# [Given data]

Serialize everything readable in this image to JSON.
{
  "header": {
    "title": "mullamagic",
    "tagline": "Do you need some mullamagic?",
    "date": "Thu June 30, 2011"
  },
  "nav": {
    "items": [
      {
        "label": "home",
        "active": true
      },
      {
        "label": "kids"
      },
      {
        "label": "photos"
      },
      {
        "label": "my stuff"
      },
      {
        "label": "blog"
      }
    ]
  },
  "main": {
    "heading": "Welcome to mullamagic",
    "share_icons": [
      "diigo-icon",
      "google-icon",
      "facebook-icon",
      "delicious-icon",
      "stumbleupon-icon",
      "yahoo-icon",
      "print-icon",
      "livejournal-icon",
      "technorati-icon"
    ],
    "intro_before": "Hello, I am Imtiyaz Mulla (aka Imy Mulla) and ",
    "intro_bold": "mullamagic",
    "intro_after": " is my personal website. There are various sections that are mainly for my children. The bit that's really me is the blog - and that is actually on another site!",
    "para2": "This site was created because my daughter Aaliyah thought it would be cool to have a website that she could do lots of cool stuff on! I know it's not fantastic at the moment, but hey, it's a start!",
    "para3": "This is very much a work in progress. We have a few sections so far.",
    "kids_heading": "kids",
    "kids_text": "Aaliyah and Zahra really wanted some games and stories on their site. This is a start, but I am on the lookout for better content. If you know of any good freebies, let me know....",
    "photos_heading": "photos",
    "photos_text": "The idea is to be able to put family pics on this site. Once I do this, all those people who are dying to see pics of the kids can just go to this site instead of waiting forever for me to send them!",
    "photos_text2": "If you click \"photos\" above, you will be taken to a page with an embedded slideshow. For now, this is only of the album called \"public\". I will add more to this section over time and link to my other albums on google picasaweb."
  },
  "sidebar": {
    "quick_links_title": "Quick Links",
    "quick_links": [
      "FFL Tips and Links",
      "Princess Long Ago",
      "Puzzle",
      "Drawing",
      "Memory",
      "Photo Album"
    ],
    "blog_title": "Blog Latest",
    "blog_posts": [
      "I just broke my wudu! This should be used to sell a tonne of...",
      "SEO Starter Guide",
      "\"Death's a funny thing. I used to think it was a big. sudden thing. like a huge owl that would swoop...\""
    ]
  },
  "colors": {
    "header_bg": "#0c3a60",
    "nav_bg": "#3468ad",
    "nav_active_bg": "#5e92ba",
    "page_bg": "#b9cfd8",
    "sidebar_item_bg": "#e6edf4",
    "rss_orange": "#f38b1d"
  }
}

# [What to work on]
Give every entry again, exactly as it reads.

# [Reply to the exercise]
Serialize everything readable in this image to JSON.
{
  "header": {
    "title": "mullamagic",
    "tagline": "Do you need some mullamagic?",
    "date": "Thu June 30, 2011"
  },
  "nav": {
    "items": [
      {
        "label": "home",
        "active": true
      },
      {
        "label": "kids"
      },
      {
        "label": "photos"
      },
      {
        "label": "my stuff"
      },
      {
        "label": "blog"
      }
    ]
  },
  "main": {
    "heading": "Welcome to mullamagic",
    "share_icons": [
      "diigo-icon",
      "google-icon",
      "facebook-icon",
      "delicious-icon",
      "stumbleupon-icon",
      "yahoo-icon",
      "print-icon",
      "livejournal-icon",
      "technorati-icon"
    ],
    "intro_before": "Hello, I am Imtiyaz Mulla (aka Imy Mulla) and ",
    "intro_bold": "mullamagic",
    "intro_after": " is my personal website. There are various sections that are mainly for my children. The bit that's really me is the blog - and that is actually on another site!",
    "para2": "This site was created because my daughter Aaliyah thought it would be cool to have a website that she could do lots of cool stuff on! I know it's not fantastic at the moment, but hey, it's a start!",
    "para3": "This is very much a work in progress. We have a few sections so far.",
    "kids_heading": "kids",
    "kids_text": "Aaliyah and Zahra really wanted some games and stories on their site. This is a start, but I am on the lookout for better content. If you know of any good freebies, let me know....",
    "photos_heading": "photos",
    "photos_text": "The idea is to be able to put family pics on this site. Once I do this, all those people who are dying to see pics of the kids can just go to this site instead of waiting forever for me to send them!",
    "photos_text2": "If you click \"photos\" above, you will be taken to a page with an embedded slideshow. For now, this is only of the album called \"public\". I will add more to this section over time and link to my other albums on google picasaweb."
  },
  "sidebar": {
    "quick_links_title": "Quick Links",
    "quick_links": [
      "FFL Tips and Links",
      "Princess Long Ago",
      "Puzzle",
      "Drawing",
      "Memory",
      "Photo Album"
    ],
    "blog_title": "Blog Latest",
    "blog_posts": [
      "I just broke my wudu! This should be used to sell a tonne of...",
      "SEO Starter Guide",
      "\"Death's a funny thing. I used to think it was a big. sudden thing. like a huge owl that would swoop...\""
    ]
  },
  "colors": {
    "header_bg": "#0c3a60",
    "nav_bg": "#3468ad",
    "nav_active_bg": "#5e92ba",
    "page_bg": "#b9cfd8",
    "sidebar_item_bg": "#e6edf4",
    "rss_orange": "#f38b1d"
  }
}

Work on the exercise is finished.